A new responsive design
I just launched a new website that is my first venture into responsive web design. In a nutshell, responsive web design involves designing and coding a site to adjust itself to the size of the screen it’s being viewed on. To put it another way, it’s responding to the ever-changing and diverse spectrum of screen sizes and resolutions that web designers have to take into account when creating a website. So, if you have a giant monitor, an iPad or a mobile phone, the site will look and act appropriately.
The site I just finished is for a KU project called CRL Learns, a lecture series that centers around cutting edge educational research and technology. It features a flexible grid that’s all based on the screen width and switches between 1, 2 and 3 column layouts.
I’ll get the technical stuff out of the way first: The site is coded in HTML5 and uses the media queries in CSS3 to detect the screen size. ExpressionEngine is powering the backend and is actually drawing content from across multiple websites using the multi-site manager. It features a Vimeo widget on the front page to display the latest videos and a custom Google Search.

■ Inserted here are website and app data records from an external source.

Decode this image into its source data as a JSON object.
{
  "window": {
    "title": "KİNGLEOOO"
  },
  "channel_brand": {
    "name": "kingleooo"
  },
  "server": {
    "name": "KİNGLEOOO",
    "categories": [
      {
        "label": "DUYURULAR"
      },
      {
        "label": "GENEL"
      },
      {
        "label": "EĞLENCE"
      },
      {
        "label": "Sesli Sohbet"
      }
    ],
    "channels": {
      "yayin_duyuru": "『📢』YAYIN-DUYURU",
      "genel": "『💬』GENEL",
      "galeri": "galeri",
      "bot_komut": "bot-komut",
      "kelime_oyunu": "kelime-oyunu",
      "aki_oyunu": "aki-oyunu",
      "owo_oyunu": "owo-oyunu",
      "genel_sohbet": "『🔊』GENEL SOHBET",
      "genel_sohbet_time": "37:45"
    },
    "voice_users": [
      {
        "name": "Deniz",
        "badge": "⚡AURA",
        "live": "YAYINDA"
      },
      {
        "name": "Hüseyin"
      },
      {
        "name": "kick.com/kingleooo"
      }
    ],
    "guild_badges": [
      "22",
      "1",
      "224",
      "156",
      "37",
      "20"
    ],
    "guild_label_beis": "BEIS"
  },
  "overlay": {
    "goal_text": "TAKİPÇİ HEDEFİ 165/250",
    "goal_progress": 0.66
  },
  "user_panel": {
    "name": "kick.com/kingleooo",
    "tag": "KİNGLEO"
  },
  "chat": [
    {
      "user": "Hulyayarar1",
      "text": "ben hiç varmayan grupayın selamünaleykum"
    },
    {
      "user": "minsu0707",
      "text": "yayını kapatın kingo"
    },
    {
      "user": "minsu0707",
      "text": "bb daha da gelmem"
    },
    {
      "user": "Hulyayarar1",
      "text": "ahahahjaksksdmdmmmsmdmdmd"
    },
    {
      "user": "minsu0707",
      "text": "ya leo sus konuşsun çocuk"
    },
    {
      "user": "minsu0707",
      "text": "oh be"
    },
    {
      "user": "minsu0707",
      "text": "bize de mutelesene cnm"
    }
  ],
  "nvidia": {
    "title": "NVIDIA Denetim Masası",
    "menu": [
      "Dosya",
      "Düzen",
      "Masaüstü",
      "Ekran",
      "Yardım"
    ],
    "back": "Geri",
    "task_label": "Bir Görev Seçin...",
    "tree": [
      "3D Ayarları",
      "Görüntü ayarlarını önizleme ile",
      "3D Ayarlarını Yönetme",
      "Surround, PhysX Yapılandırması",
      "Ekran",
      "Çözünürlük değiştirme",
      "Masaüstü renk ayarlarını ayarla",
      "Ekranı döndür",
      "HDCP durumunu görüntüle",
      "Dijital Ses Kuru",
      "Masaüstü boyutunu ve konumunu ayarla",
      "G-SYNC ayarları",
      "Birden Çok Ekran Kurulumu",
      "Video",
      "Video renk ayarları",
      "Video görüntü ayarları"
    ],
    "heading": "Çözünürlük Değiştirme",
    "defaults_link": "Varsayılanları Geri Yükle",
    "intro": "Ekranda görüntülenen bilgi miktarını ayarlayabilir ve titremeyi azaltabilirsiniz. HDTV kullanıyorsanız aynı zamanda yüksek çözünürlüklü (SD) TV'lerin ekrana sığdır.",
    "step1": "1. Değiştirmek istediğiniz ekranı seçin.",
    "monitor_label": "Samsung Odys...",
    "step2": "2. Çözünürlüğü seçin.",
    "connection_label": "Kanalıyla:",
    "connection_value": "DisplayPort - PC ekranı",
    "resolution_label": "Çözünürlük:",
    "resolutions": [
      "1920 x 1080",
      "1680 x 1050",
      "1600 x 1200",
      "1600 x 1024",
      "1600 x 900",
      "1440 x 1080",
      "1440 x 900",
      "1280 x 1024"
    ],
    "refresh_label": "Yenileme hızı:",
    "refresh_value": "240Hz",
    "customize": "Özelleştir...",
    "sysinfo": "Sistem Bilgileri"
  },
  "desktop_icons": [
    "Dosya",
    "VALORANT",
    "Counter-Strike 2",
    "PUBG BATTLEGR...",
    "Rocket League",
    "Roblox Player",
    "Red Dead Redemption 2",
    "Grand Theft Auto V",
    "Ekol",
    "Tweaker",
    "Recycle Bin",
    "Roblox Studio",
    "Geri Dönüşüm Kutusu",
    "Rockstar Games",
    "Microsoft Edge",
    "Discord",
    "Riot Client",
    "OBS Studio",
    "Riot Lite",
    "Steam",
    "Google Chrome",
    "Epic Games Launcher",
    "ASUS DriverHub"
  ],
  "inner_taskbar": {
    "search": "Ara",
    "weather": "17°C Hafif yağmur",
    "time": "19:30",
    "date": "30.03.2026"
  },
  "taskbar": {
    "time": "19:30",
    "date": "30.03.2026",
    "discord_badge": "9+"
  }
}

Here is a quick rundown of the various screen sizes (click the images for larger versions):
At the largest size, 1200+ pixels, the layout has 3 columns. The idea was to make the coming events prominent and have the featured video feature prominently in the center of the screen.
The medium size is the primary size for most desktop computer screens. The thumbnails of past videos move to the bottom since they’re the third most important piece of information. The two column layout works well with the content with a submenu on the secondary pages.
The iPad or tablet size takes the layout down to 1 column and boosts the text size for the smaller device. That is a main complaint I hear with websites on mobile devices – the text is too small! One of the coolest parts of CSS3 and responsive web design is being able to address and fix issues with the viewing platform with respect to the content.
The iPhone or phone size continues using the 1 column layout and larger text. However, the menu for past events and presenter bios moves down to the bottom of the page because we felt that most people that come to the site on a phone are looking for the upcoming events and we wanted that to show up first.
I’m really excited to continue working with responsive design on the web! It makes a lot of sense to me since the web is a flexible and adaptable medium to begin with. For more information on responsive web design, check out this article on A List Apart.
So, go ahead and try the site out! On most modern browsers, you should be able to just resize your screen to see the different sizes take effect.
UPDATE: I wrote an overview of responsive web design over at the Stratepedia blog if you’re interested in some other examples.